# Description of the task
Every single entry that follows is to be retyped exactly.

____ Given information

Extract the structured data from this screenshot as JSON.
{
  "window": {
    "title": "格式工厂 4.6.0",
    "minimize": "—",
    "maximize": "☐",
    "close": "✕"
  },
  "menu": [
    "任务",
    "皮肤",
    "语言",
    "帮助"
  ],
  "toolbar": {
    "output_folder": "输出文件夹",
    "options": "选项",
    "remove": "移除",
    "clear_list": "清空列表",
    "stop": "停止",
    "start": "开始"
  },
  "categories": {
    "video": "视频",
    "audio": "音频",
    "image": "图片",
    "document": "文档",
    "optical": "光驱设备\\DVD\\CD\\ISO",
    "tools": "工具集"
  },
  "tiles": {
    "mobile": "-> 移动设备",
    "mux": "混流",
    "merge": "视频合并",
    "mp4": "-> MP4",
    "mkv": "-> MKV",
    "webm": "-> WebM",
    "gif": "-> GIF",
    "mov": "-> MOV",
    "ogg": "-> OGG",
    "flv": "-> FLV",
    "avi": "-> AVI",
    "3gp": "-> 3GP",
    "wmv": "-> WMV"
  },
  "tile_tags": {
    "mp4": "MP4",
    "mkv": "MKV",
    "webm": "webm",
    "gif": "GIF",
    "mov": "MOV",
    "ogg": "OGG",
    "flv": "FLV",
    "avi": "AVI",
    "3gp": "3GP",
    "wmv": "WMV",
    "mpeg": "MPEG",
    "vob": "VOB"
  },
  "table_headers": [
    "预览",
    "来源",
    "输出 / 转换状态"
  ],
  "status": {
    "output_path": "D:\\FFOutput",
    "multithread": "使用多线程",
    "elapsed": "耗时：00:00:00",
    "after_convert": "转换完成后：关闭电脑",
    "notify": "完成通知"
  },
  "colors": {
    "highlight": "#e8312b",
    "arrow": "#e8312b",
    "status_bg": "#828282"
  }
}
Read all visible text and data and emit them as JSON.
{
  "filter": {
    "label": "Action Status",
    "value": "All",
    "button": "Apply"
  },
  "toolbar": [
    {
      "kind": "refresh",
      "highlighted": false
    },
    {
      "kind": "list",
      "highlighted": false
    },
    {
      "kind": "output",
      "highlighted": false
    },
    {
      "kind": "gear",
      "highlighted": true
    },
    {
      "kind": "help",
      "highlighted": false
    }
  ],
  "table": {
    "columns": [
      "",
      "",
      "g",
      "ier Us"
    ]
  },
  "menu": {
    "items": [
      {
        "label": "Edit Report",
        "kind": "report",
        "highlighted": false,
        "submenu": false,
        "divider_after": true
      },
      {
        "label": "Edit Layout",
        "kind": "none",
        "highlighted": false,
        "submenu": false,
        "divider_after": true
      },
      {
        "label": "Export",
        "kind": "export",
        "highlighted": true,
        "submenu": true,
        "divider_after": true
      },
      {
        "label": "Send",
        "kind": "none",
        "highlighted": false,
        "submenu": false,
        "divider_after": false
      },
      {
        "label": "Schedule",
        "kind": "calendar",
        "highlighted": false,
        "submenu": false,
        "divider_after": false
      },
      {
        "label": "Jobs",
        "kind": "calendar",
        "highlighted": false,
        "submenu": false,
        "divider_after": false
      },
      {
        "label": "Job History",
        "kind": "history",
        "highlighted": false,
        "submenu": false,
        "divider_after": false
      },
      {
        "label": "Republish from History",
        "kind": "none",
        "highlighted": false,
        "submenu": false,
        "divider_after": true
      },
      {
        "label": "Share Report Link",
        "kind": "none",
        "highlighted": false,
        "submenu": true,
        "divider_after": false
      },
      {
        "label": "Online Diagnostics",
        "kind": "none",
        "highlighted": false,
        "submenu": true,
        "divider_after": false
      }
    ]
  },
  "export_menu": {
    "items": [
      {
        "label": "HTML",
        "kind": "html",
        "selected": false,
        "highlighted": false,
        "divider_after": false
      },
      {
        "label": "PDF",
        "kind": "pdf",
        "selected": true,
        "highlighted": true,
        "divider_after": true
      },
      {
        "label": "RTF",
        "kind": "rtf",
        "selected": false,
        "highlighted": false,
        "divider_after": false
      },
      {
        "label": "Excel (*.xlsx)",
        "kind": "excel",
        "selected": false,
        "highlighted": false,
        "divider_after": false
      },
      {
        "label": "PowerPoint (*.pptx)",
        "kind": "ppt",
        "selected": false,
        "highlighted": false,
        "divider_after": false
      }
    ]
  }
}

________

# Solved problem
Extract the structured data from this screenshot as JSON.
{
  "window": {
    "title": "格式工厂 4.6.0",
    "minimize": "—",
    "maximize": "☐",
    "close": "✕"
  },
  "menu": [
    "任务",
    "皮肤",
    "语言",
    "帮助"
  ],
  "toolbar": {
    "output_folder": "输出文件夹",
    "options": "选项",
    "remove": "移除",
    "clear_list": "清空列表",
    "stop": "停止",
    "start": "开始"
  },
  "categories": {
    "video": "视频",
    "audio": "音频",
    "image": "图片",
    "document": "文档",
    "optical": "光驱设备\\DVD\\CD\\ISO",
    "tools": "工具集"
  },
  "tiles": {
    "mobile": "-> 移动设备",
    "mux": "混流",
    "merge": "视频合并",
    "mp4": "-> MP4",
    "mkv": "-> MKV",
    "webm": "-> WebM",
    "gif": "-> GIF",
    "mov": "-> MOV",
    "ogg": "-> OGG",
    "flv": "-> FLV",
    "avi": "-> AVI",
    "3gp": "-> 3GP",
    "wmv": "-> WMV"
  },
  "tile_tags": {
    "mp4": "MP4",
    "mkv": "MKV",
    "webm": "webm",
    "gif": "GIF",
    "mov": "MOV",
    "ogg": "OGG",
    "flv": "FLV",
    "avi": "AVI",
    "3gp": "3GP",
    "wmv": "WMV",
    "mpeg": "MPEG",
    "vob": "VOB"
  },
  "table_headers": [
    "预览",
    "来源",
    "输出 / 转换状态"
  ],
  "status": {
    "output_path": "D:\\FFOutput",
    "multithread": "使用多线程",
    "elapsed": "耗时：00:00:00",
    "after_convert": "转换完成后：关闭电脑",
    "notify": "完成通知"
  },
  "colors": {
    "highlight": "#e8312b",
    "arrow": "#e8312b",
    "status_bg": "#828282"
  }
}
Read all visible text and data and emit them as JSON.
{
  "filter": {
    "label": "Action Status",
    "value": "All",
    "button": "Apply"
  },
  "toolbar": [
    {
      "kind": "refresh",
      "highlighted": false
    },
    {
      "kind": "list",
      "highlighted": false
    },
    {
      "kind": "output",
      "highlighted": false
    },
    {
      "kind": "gear",
      "highlighted": true
    },
    {
      "kind": "help",
      "highlighted": false
    }
  ],
  "table": {
    "columns": [
      "",
      "",
      "g",
      "ier Us"
    ]
  },
  "menu": {
    "items": [
      {
        "label": "Edit Report",
        "kind": "report",
        "highlighted": false,
        "submenu": false,
        "divider_after": true
      },
      {
        "label": "Edit Layout",
        "kind": "none",
        "highlighted": false,
        "submenu": false,
        "divider_after": true
      },
      {
        "label": "Export",
        "kind": "export",
        "highlighted": true,
        "submenu": true,
        "divider_after": true
      },
      {
        "label": "Send",
        "kind": "none",
        "highlighted": false,
        "submenu": false,
        "divider_after": false
      },
      {
        "label": "Schedule",
        "kind": "calendar",
        "highlighted": false,
        "submenu": false,
        "divider_after": false
      },
      {
        "label": "Jobs",
        "kind": "calendar",
        "highlighted": false,
        "submenu": false,
        "divider_after": false
      },
      {
        "label": "Job History",
        "kind": "history",
        "highlighted": false,
        "submenu": false,
        "divider_after": false
      },
      {
        "label": "Republish from History",
        "kind": "none",
        "highlighted": false,
        "submenu": false,
        "divider_after": true
      },
      {
        "label": "Share Report Link",
        "kind": "none",
        "highlighted": false,
        "submenu": true,
        "divider_after": false
      },
      {
        "label": "Online Diagnostics",
        "kind": "none",
        "highlighted": false,
        "submenu": true,
        "divider_after": false
      }
    ]
  },
  "export_menu": {
    "items": [
      {
        "label": "HTML",
        "kind": "html",
        "selected": false,
        "highlighted": false,
        "divider_after": false
      },
      {
        "label": "PDF",
        "kind": "pdf",
        "selected": true,
        "highlighted": true,
        "divider_after": true
      },
      {
        "label": "RTF",
        "kind": "rtf",
        "selected": false,
        "highlighted": false,
        "divider_after": false
      },
      {
        "label": "Excel (*.xlsx)",
        "kind": "excel",
        "selected": false,
        "highlighted": false,
        "divider_after": false
      },
      {
        "label": "PowerPoint (*.pptx)",
        "kind": "ppt",
        "selected": false,
        "highlighted": false,
        "divider_after": false
      }
    ]
  }
}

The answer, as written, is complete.